**WHAT TO DO:**
Below are some entries; report how many of their lines contain the word "Receiving", giving nothing besides the number.

Start of DATA EXTRACTS

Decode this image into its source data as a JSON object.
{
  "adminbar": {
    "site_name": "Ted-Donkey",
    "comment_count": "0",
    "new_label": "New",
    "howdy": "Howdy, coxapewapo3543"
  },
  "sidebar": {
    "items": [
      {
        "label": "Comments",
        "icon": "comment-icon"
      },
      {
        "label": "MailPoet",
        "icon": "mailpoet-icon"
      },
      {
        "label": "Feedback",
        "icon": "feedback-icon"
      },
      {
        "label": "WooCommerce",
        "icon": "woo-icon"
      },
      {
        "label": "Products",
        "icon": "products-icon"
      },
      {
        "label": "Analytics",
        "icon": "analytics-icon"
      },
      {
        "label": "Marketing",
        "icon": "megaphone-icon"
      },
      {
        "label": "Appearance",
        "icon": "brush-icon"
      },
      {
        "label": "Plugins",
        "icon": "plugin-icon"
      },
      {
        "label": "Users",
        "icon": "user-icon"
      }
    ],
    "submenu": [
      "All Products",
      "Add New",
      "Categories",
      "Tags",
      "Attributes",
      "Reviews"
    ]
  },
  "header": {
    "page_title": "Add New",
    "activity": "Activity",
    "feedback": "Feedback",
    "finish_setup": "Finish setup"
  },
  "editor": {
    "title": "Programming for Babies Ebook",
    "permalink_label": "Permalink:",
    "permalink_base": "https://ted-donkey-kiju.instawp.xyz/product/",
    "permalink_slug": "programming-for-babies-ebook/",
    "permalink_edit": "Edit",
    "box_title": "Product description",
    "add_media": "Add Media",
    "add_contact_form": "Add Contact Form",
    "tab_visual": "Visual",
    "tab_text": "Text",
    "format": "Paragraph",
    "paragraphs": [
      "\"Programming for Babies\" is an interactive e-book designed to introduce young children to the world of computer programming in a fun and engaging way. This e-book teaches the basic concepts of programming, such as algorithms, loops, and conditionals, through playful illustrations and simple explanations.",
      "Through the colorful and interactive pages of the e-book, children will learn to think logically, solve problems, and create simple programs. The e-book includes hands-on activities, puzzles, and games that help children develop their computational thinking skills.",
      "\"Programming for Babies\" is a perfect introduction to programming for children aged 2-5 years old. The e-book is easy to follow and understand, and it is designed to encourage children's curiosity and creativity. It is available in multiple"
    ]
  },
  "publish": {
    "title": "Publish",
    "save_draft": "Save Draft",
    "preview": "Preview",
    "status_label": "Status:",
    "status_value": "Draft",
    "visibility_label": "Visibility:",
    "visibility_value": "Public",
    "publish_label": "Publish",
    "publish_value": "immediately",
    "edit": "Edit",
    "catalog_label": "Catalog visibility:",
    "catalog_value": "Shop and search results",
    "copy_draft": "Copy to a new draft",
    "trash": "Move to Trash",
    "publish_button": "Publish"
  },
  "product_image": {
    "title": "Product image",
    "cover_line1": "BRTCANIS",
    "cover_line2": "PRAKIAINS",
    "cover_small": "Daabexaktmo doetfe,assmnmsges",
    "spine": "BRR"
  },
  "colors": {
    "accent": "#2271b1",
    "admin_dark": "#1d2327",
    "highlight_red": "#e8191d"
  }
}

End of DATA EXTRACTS
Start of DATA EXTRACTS

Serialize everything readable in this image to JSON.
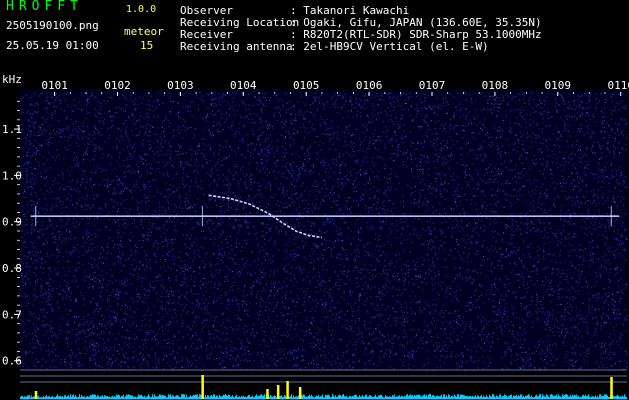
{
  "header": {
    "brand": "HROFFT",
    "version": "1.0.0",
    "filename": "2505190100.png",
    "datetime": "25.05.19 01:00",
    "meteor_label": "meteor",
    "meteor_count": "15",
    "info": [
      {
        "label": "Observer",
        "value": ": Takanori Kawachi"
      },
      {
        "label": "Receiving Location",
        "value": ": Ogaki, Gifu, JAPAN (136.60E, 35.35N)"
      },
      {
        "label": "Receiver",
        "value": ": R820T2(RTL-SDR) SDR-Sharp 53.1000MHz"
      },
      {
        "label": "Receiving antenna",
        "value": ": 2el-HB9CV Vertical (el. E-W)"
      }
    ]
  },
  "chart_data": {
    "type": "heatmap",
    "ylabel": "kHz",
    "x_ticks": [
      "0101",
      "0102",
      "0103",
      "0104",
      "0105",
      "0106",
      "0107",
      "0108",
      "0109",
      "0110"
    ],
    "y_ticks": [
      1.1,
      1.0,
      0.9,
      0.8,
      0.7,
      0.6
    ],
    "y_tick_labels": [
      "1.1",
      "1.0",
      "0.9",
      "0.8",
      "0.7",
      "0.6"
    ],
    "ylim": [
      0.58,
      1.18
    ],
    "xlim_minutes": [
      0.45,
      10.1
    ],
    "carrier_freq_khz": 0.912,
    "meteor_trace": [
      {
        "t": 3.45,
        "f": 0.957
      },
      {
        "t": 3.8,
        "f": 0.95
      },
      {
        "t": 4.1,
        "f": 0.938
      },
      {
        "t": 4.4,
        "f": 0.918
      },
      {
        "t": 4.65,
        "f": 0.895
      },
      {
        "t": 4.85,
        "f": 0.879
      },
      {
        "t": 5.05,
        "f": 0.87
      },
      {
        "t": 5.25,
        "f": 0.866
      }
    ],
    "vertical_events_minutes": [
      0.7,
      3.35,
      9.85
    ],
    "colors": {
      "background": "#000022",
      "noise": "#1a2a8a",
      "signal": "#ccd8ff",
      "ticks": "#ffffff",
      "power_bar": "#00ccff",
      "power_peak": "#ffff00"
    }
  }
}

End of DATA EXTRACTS

**EXERCISE ANSWER:**
2